The Hails, who headlined the event, said the five-piece Indie band formed at the University of Florida and performed their first show at High Dive in 2015. The Hails guitarist Dylan McCue said the music venue is the heart and soul to the Gainesville music community.

“On a local level and on an international level, it's like it's the type of venue that's like, sort of perfectly in this middle ground,” McCue said. “We had our first real shows here when we were nobody and it’s had Green Day shows, it's had Modest Mouse shows, you have all these legends that have played here,” McCue said.

High Dive's list of last events displayed outside the venue. (Courtesy High Dive)
High Dive's list of last events displayed outside the venue. (Courtesy High Dive)

McCue said it’s hard for him to imagine Gainesville without High Dive.

“The Gainesville music scene is not going to die after this but it’ll certainly take a big hit,” McCue said.

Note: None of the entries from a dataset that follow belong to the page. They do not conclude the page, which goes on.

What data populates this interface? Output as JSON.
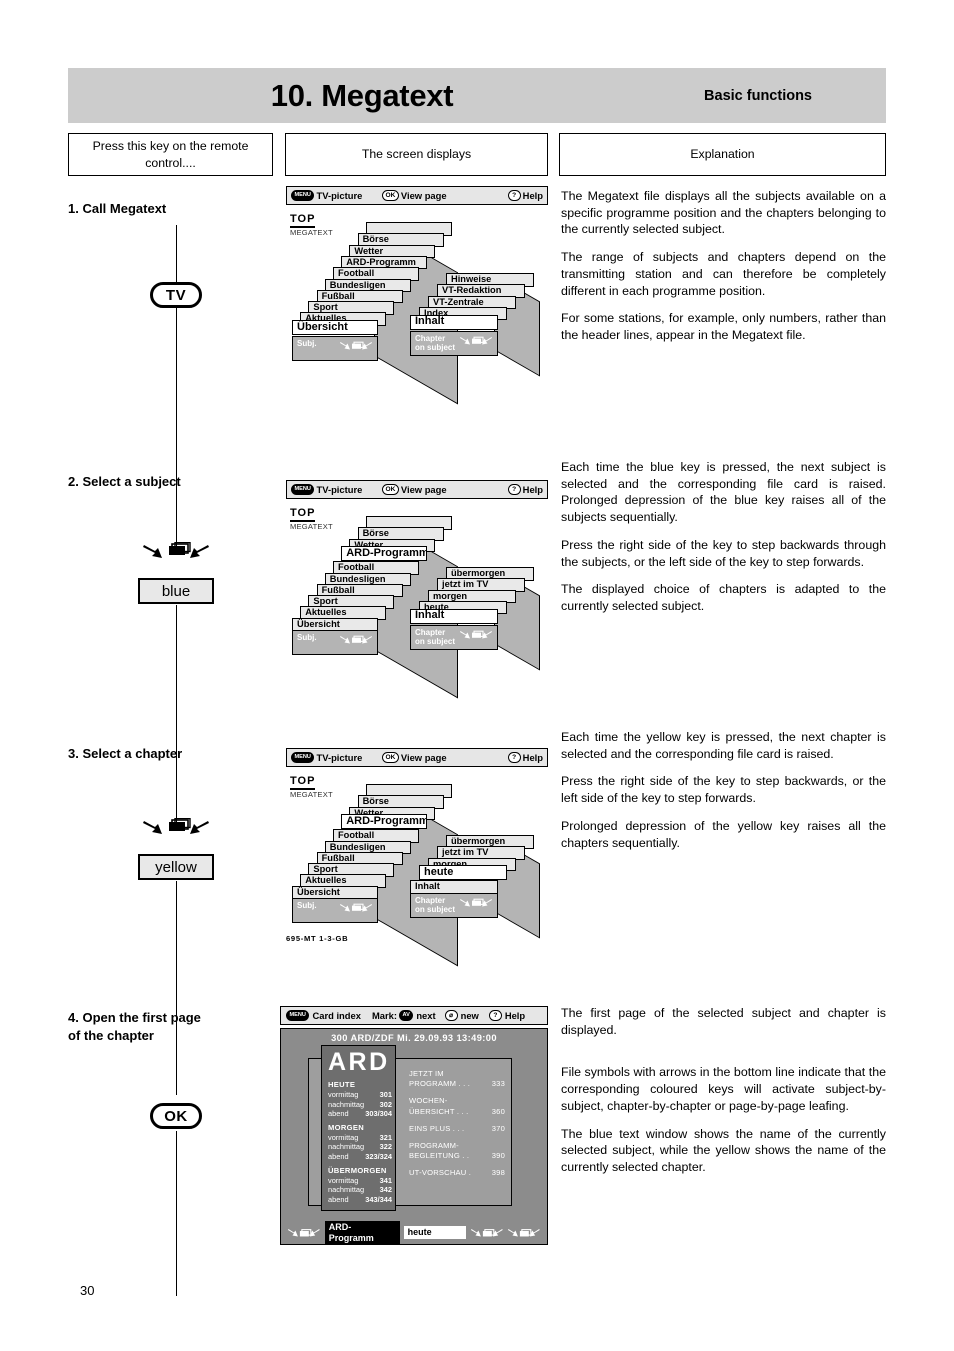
{
  "header": {
    "title": "10. Megatext",
    "subtitle": "Basic functions"
  },
  "columns": [
    {
      "label": "Press this key on the remote control...."
    },
    {
      "label": "The screen displays"
    },
    {
      "label": "Explanation"
    }
  ],
  "page_number": "30",
  "footer_code": "695-MT 1-3-GB",
  "steps": [
    {
      "title": "1. Call Megatext",
      "key_type": "tv",
      "key_label": "TV",
      "icon": "none",
      "explanation": [
        "The Megatext file displays all the subjects available on a specific programme position and the chapters belonging to the currently selected subject.",
        "The range of subjects and chapters depend on the transmitting station and can therefore be completely different in each programme position.",
        "For some stations, for example, only numbers, rather than the header lines, appear in the Megatext file."
      ]
    },
    {
      "title": "2. Select a subject",
      "key_type": "colour",
      "key_label": "blue",
      "icon": "card-index-arrows-icon",
      "explanation": [
        "Each time the blue key is pressed, the next subject is selected and the corresponding file card is raised. Prolonged depression of the blue key raises all of the subjects sequentially.",
        "Press the right side of the key to step backwards through the subjects, or the left side of the key to step forwards.",
        "The displayed choice of chapters is adapted to the currently selected subject."
      ]
    },
    {
      "title": "3. Select a chapter",
      "key_type": "colour",
      "key_label": "yellow",
      "icon": "card-index-arrows-icon",
      "explanation": [
        "Each time the yellow key is pressed, the next chapter is selected and the corresponding file card is raised.",
        "Press the right side of the key to step backwards, or the left side of the key to step forwards.",
        "Prolonged depression of the yellow key raises all the chapters sequentially."
      ]
    },
    {
      "title": "4. Open the first page\n    of the chapter",
      "key_type": "ok",
      "key_label": "OK",
      "icon": "none",
      "explanation": [
        "The first page of the selected subject and chapter is displayed.",
        "File symbols with arrows in the bottom line indicate that the corresponding coloured keys will activate subject-by-subject, chapter-by-chapter or page-by-page leafing.",
        "The blue text window shows the name of the currently selected subject, while the yellow shows the name of the currently selected chapter."
      ]
    }
  ],
  "tv_bar": {
    "menu_badge": "MENU",
    "menu_label": "TV-picture",
    "ok_badge": "OK",
    "ok_label": "View page",
    "help_badge": "?",
    "help_label": "Help"
  },
  "card_bar": {
    "menu_badge": "MENU",
    "menu_label": "Card index",
    "mark_label": "Mark:",
    "av_badge": "AV",
    "av_label": "next",
    "new_badge": "⌀",
    "new_label": "new",
    "help_badge": "?",
    "help_label": "Help"
  },
  "logo": {
    "line1": "TOP",
    "line2": "MEGATEXT"
  },
  "screens": [
    {
      "id": "screen-1-call-megatext",
      "subject_stack": {
        "base_label": "Subj.",
        "cards": [
          "",
          "Börse",
          "Wetter",
          "ARD-Programm",
          "Football",
          "Bundesligen",
          "Fußball",
          "Sport",
          "Aktuelles",
          "Übersicht"
        ],
        "raised": "Übersicht"
      },
      "chapter_stack": {
        "base_label": "Chapter\non subject",
        "cards": [
          "Hinweise",
          "VT-Redaktion",
          "VT-Zentrale",
          "Index",
          "Inhalt"
        ],
        "raised": "Inhalt"
      }
    },
    {
      "id": "screen-2-select-subject",
      "subject_stack": {
        "base_label": "Subj.",
        "cards": [
          "",
          "Börse",
          "Wetter",
          "ARD-Programm",
          "Football",
          "Bundesligen",
          "Fußball",
          "Sport",
          "Aktuelles",
          "Übersicht"
        ],
        "raised": "ARD-Programm"
      },
      "chapter_stack": {
        "base_label": "Chapter\non subject",
        "cards": [
          "übermorgen",
          "jetzt im TV",
          "morgen",
          "heute",
          "Inhalt"
        ],
        "raised": "Inhalt"
      }
    },
    {
      "id": "screen-3-select-chapter",
      "subject_stack": {
        "base_label": "Subj.",
        "cards": [
          "",
          "Börse",
          "Wetter",
          "ARD-Programm",
          "Football",
          "Bundesligen",
          "Fußball",
          "Sport",
          "Aktuelles",
          "Übersicht"
        ],
        "raised": "ARD-Programm"
      },
      "chapter_stack": {
        "base_label": "Chapter\non subject",
        "cards": [
          "übermorgen",
          "jetzt im TV",
          "morgen",
          "heute",
          "Inhalt"
        ],
        "raised": "heute"
      }
    }
  ],
  "teletext": {
    "header": "300  ARD/ZDF  Mi. 29.09.93  13:49:00",
    "logo": "ARD",
    "groups": [
      {
        "title": "HEUTE",
        "rows": [
          {
            "label": "vormittag",
            "page": "301"
          },
          {
            "label": "nachmittag",
            "page": "302"
          },
          {
            "label": "abend",
            "page": "303/304"
          }
        ]
      },
      {
        "title": "MORGEN",
        "rows": [
          {
            "label": "vormittag",
            "page": "321"
          },
          {
            "label": "nachmittag",
            "page": "322"
          },
          {
            "label": "abend",
            "page": "323/324"
          }
        ]
      },
      {
        "title": "ÜBERMORGEN",
        "rows": [
          {
            "label": "vormittag",
            "page": "341"
          },
          {
            "label": "nachmittag",
            "page": "342"
          },
          {
            "label": "abend",
            "page": "343/344"
          }
        ]
      }
    ],
    "right_items": [
      {
        "line1": "JETZT IM",
        "line2": "PROGRAMM . . .",
        "page": "333"
      },
      {
        "line1": "WOCHEN-",
        "line2": "ÜBERSICHT . . .",
        "page": "360"
      },
      {
        "line1": "",
        "line2": "EINS PLUS . . .",
        "page": "370"
      },
      {
        "line1": "PROGRAMM-",
        "line2": "BEGLEITUNG . .",
        "page": "390"
      },
      {
        "line1": "",
        "line2": "UT-VORSCHAU .",
        "page": "398"
      }
    ],
    "footer": {
      "subject_tag": "ARD-Programm",
      "chapter_tag": "heute"
    }
  }
}
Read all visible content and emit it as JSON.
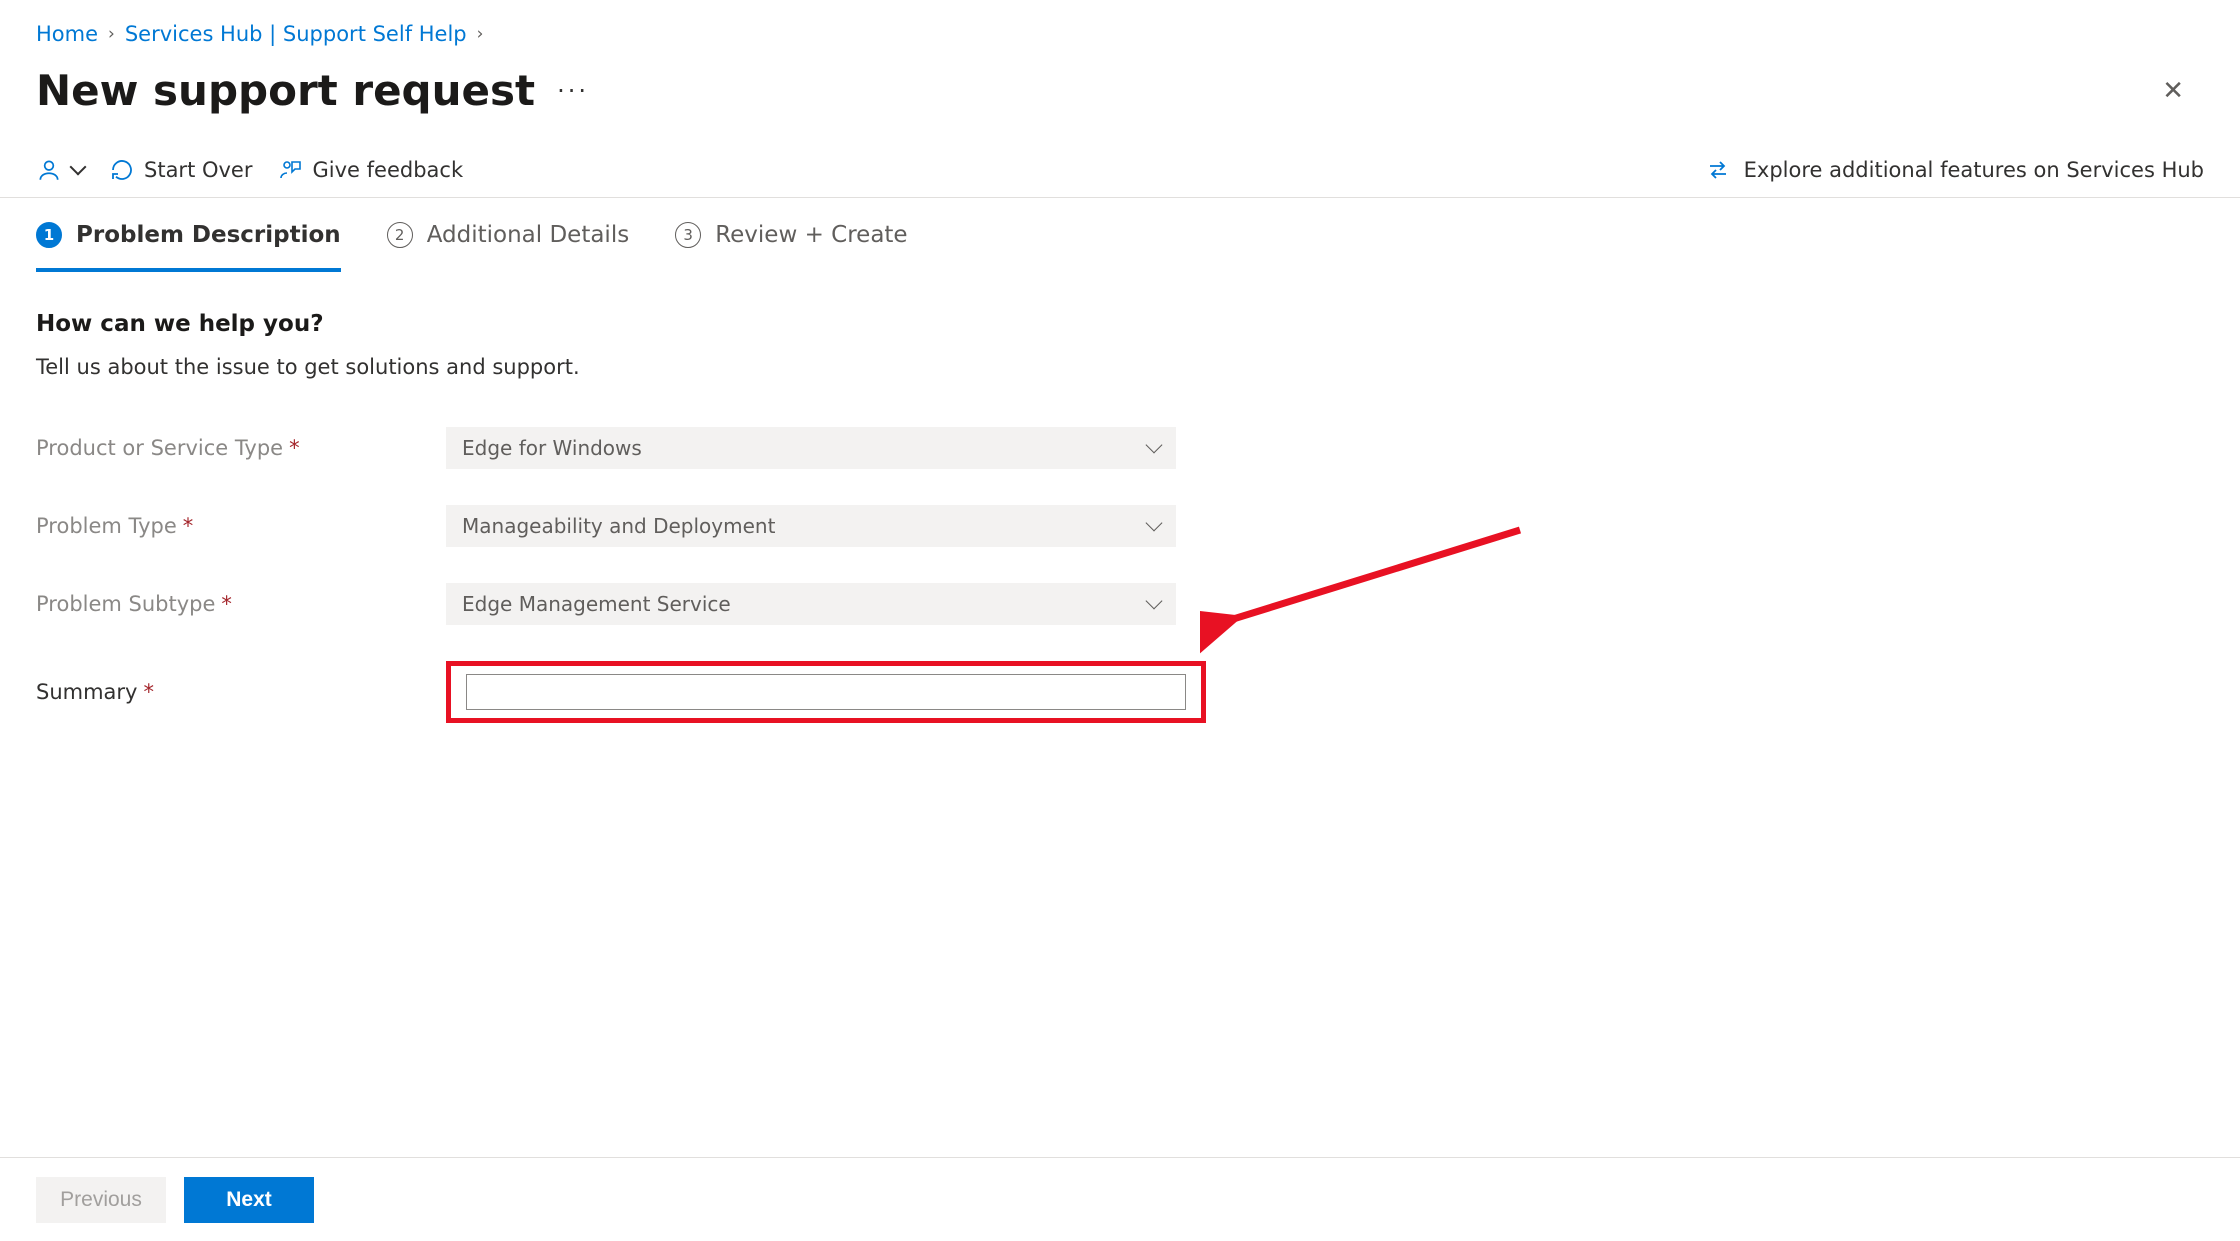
{
  "breadcrumb": {
    "home": "Home",
    "service": "Services Hub | Support Self Help"
  },
  "header": {
    "title": "New support request",
    "more_label": "···",
    "close_label": "✕"
  },
  "toolbar": {
    "start_over": "Start Over",
    "feedback": "Give feedback",
    "explore": "Explore additional features on Services Hub"
  },
  "tabs": {
    "t1": {
      "num": "1",
      "label": "Problem Description"
    },
    "t2": {
      "num": "2",
      "label": "Additional Details"
    },
    "t3": {
      "num": "3",
      "label": "Review + Create"
    }
  },
  "form": {
    "heading": "How can we help you?",
    "sub": "Tell us about the issue to get solutions and support.",
    "product_label": "Product or Service Type",
    "product_value": "Edge for Windows",
    "problem_type_label": "Problem Type",
    "problem_type_value": "Manageability and Deployment",
    "problem_subtype_label": "Problem Subtype",
    "problem_subtype_value": "Edge Management Service",
    "summary_label": "Summary",
    "summary_value": ""
  },
  "footer": {
    "prev": "Previous",
    "next": "Next"
  },
  "annotation": {
    "color": "#e81123"
  }
}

The Hails’ guitarist, keyboardist and vocalist, Franco Solari, said his favorite memory of playing the venue was after he graduated from the University of Florida in 2019. Solari said their former photographer took his picture while he was jamming on a guitar solo, only to later be used to announce the venue’s closure.

Immortalizing the memory of High Dive, the Hails are collaborating with the music venue to create a documentary. Lead singer Robbie Kingsley said the documentary, which has no release date yet, will focus on the Hails’ last performance at High Dive and how a music venue helps indie bands to a successful music career.

Lavery, High Dive owner, said the hardest part in closing a music venue is vacating the site for the unknown.

High Dive displayed a chalk-written sign welcoming guests. (Courtesy High Dive)
High Dive displayed a chalk-written sign welcoming guests. (Courtesy High Dive)

“When you live in this city and you see what's happening, you know this is coming and anything local and special is just unprotected and it's gonna go away,” Laverly said. “It's just the trend of this town right now. Maybe it’s not a Gainesville trend, maybe it's an everywhere trend.”

Long-time High Dive bartender Morgan La Rue has worked at the music venue for six and half years and calls it her second home.

“It was just like the perfect job and I love everybody I work with,” La Rue said. “We had different bands all the time but we do have some regulars and I've gotten really close to them and I don't know what I'm gonna do without this place.”

La Rue said one of her favorite memories occurred when the venue hosted her private 40th birthday celebration.

“I had just moved here and I didn't know anybody and I was really depressed,” La Rue said. “My co-workers stayed after we closed and we just had the best time and they made me feel like part of the family.”

Lavery said the landlord has been looking to sell the venue for years now, meaning a High Dive relocation plan is possible but currently unlikely.

“Does it have the location? How much is that going to cost to create that space? And how much time is it going to take to create that space? Those are the really hard questions to invest all that time and money,” Lavery said.

Elliot is a reporter for WUFT News who can be reached by calling 352-392-6397 or emailing news@wuft.org.